##### DATA SUPPLIED #####

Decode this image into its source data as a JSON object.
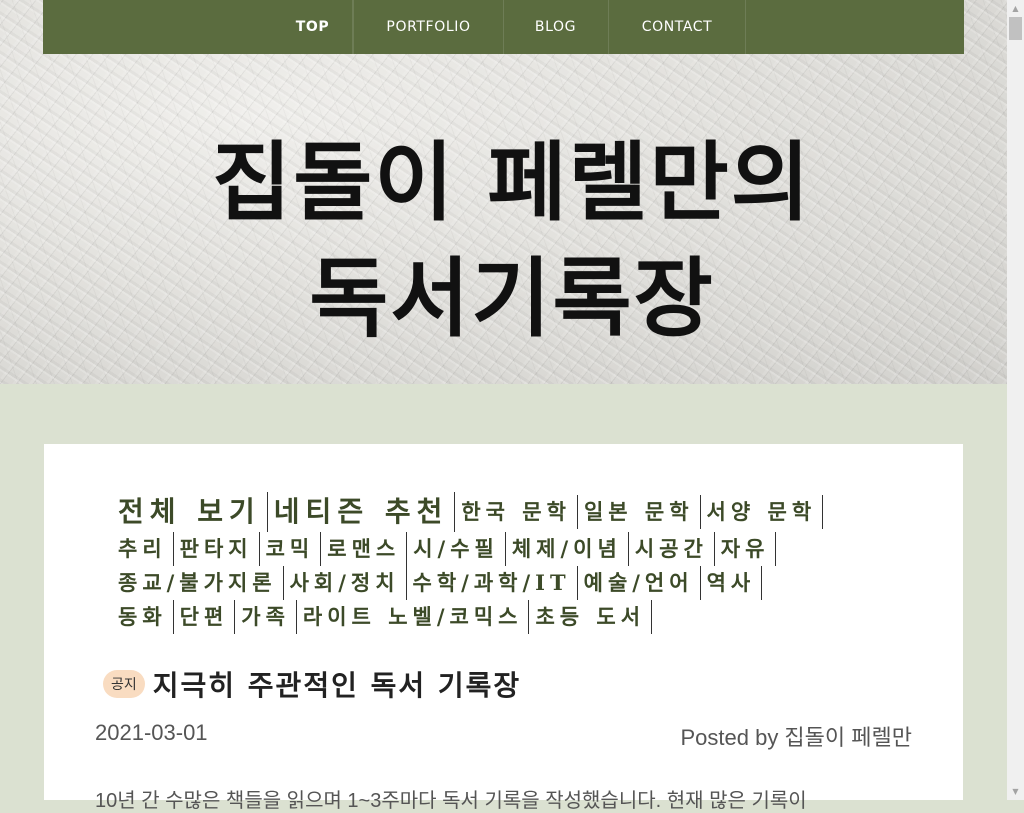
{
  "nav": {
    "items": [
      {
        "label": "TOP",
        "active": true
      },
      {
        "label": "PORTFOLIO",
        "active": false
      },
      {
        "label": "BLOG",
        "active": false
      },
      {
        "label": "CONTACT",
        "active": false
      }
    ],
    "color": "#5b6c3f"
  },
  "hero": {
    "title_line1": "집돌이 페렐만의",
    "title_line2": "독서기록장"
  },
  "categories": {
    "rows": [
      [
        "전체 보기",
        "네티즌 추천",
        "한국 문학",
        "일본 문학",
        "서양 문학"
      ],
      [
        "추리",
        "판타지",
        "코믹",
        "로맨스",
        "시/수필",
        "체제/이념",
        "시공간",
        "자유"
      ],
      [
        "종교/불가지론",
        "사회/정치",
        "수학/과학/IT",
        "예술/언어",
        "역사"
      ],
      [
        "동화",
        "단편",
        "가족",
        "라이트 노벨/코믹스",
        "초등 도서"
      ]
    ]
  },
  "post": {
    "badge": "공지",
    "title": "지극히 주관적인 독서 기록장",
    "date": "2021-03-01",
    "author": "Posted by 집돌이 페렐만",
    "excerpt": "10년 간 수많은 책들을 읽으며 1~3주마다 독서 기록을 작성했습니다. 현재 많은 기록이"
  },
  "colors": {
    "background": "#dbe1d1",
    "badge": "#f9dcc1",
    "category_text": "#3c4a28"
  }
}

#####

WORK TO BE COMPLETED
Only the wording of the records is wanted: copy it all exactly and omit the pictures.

RESULT
Decode this image into its source data as a JSON object.
{
  "nav": {
    "items": [
      {
        "label": "TOP",
        "active": true
      },
      {
        "label": "PORTFOLIO",
        "active": false
      },
      {
        "label": "BLOG",
        "active": false
      },
      {
        "label": "CONTACT",
        "active": false
      }
    ],
    "color": "#5b6c3f"
  },
  "hero": {
    "title_line1": "집돌이 페렐만의",
    "title_line2": "독서기록장"
  },
  "categories": {
    "rows": [
      [
        "전체 보기",
        "네티즌 추천",
        "한국 문학",
        "일본 문학",
        "서양 문학"
      ],
      [
        "추리",
        "판타지",
        "코믹",
        "로맨스",
        "시/수필",
        "체제/이념",
        "시공간",
        "자유"
      ],
      [
        "종교/불가지론",
        "사회/정치",
        "수학/과학/IT",
        "예술/언어",
        "역사"
      ],
      [
        "동화",
        "단편",
        "가족",
        "라이트 노벨/코믹스",
        "초등 도서"
      ]
    ]
  },
  "post": {
    "badge": "공지",
    "title": "지극히 주관적인 독서 기록장",
    "date": "2021-03-01",
    "author": "Posted by 집돌이 페렐만",
    "excerpt": "10년 간 수많은 책들을 읽으며 1~3주마다 독서 기록을 작성했습니다. 현재 많은 기록이"
  },
  "colors": {
    "background": "#dbe1d1",
    "badge": "#f9dcc1",
    "category_text": "#3c4a28"
  }
}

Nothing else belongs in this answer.